The Federal Communications Commission and the FBI quickly unleashed task forces dedicated to finding and arresting the signal pirate. The perpetrator clearly had a knack for electronics and was somewhere in the Windy City, as the pirate transmission was distributed over WGN's satellite link and WTTW's land-based microwave links. He or she also had some serious bankrolling behind them. Investigators concluded that the pirate smothered WTTW’s broadcast by sending a more powerful signal to the antenna atop the Sears Tower, and equipment with sufficient power to do so would have cost around $25,000.Mental Floss goes on to speculate as to the pirate's motive. As suggested earlier in this diary, perhaps a grudge against WGN, or perhaps a larger message (which might explain the Max Headroom mask).
For what few clues they had to his method, the agencies had even less on the pirate’s motives. There are hints of a grudge against WGN-TV: the station’s call letters stand for “World’s Greatest Newspaper,” a reference to the Chicago Tribune, and the pirate referred to both the “greatest world newspaper nerds” and WGN sports reporter Chuck Swirsky during their second transmission.Whatever the motive, the Max Headroom has long been forgotten by the FBI, FCC, and general public. The case remains unsolved--not that it matters, because the statute of limitations has now passed. The pirate, if still alive, could reveal himself and tell his story without punishment, but so far, nobody has come forward. There has been speculation that the performance artist Eric Fournier was behind the attack, but as Chicagoland Radio and Media notes, it is unlikely.

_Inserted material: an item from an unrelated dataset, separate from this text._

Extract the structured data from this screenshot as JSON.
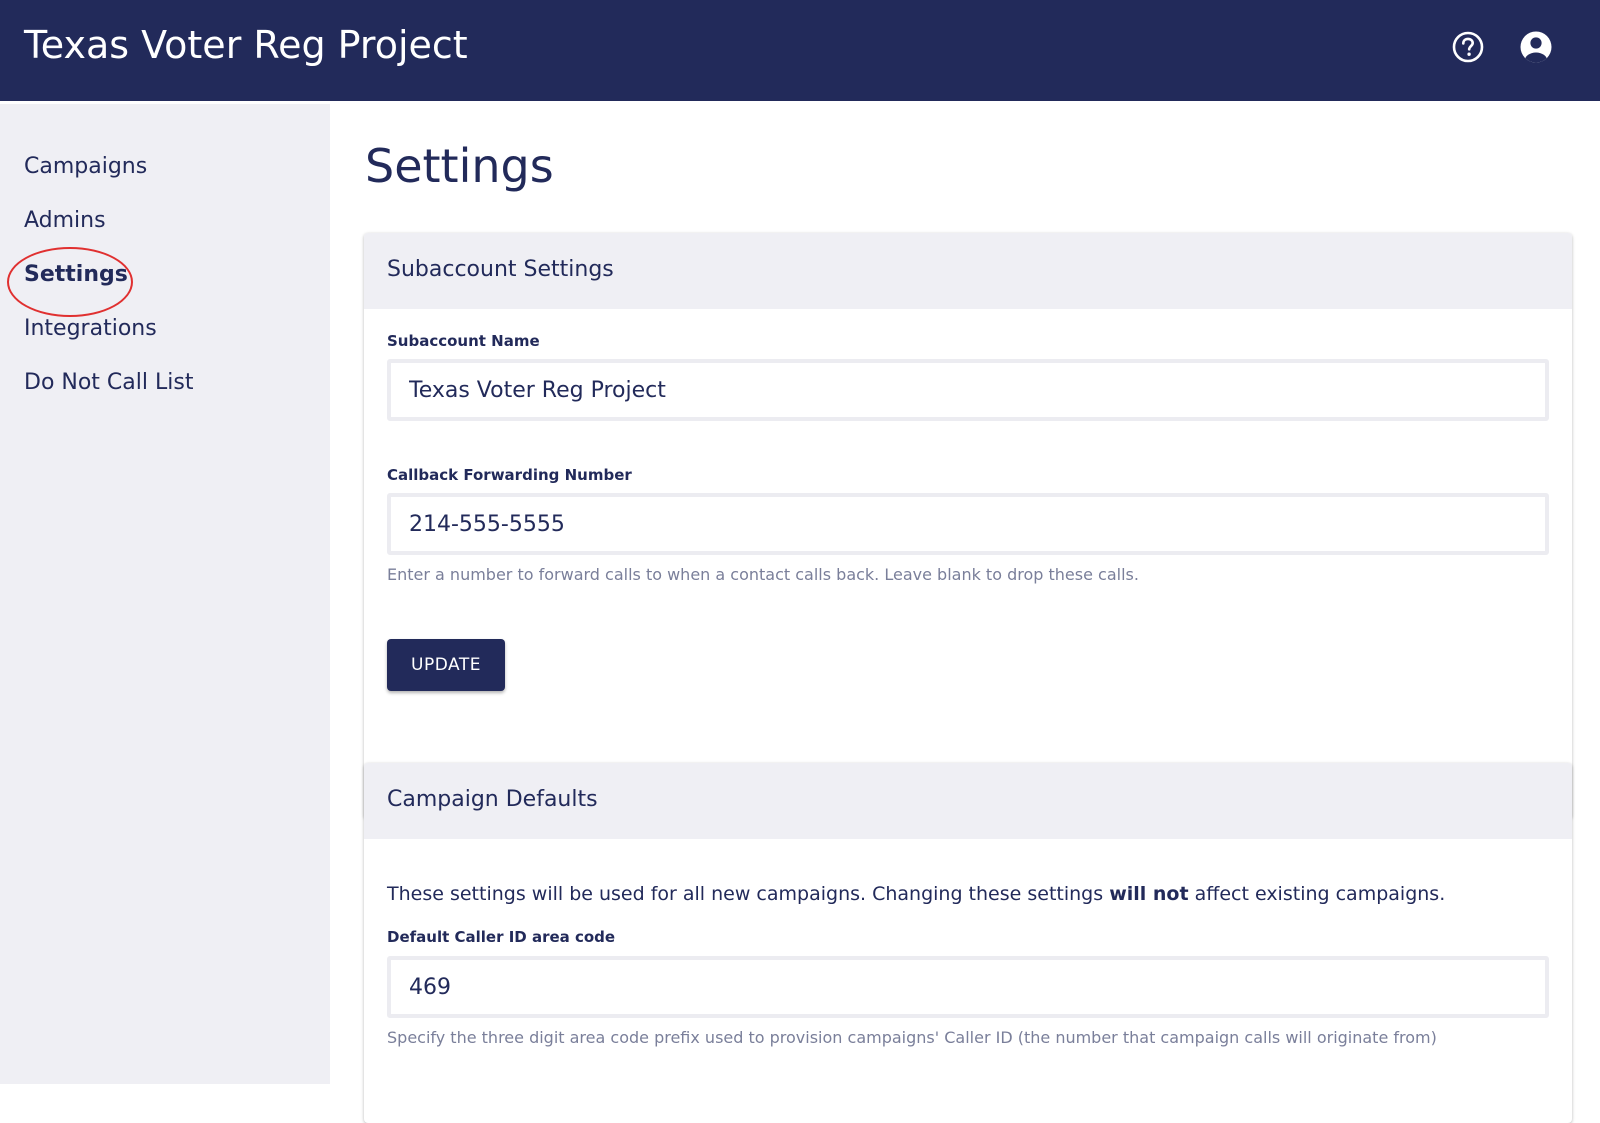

The choice of a Max Headroom mask alludes to a broader point. The Headroom TV show was set in a dystopian future where evil media corporations controlled the world and people spread messages of freedom by hijacking live television feeds with pirate signals. The pirate’s prank might have then been a comment on the media in general.
Another theory points to the late performance artist Eric Fournier, who often would dress as the gender-bending character "Shaye Saint John" and use a similar voice as "Max." Fournier passed away in 2010, but supposedly told friends he was the "Max Headroom" pirate. Even if he truly did privately say he was behind the incident (there is only hearsay evidence of this), that does not mean he actually was the video pirate. He would often say and do things just for the attention. Fournier was in downstate Indiana at that time and could have potentially traveled three hours north to Chicago to hack into the TV signals. However, he would have had no real connection to WGN-TV or Chicago, or knowledge of much of the subject matter talked about in the video, making him an unlikely subject.In addition, a post appeared on Reddit a few years ago suggesting that a pair of suburban teenagers might have made the attack, which is obviously quite unlikely considering the skill and resources that would have been required to pull it off.
Whoever is actually responsible for the hijacking has certainly earned a place in the history of weird shit. And I'm sure he still haunts a few nightmares.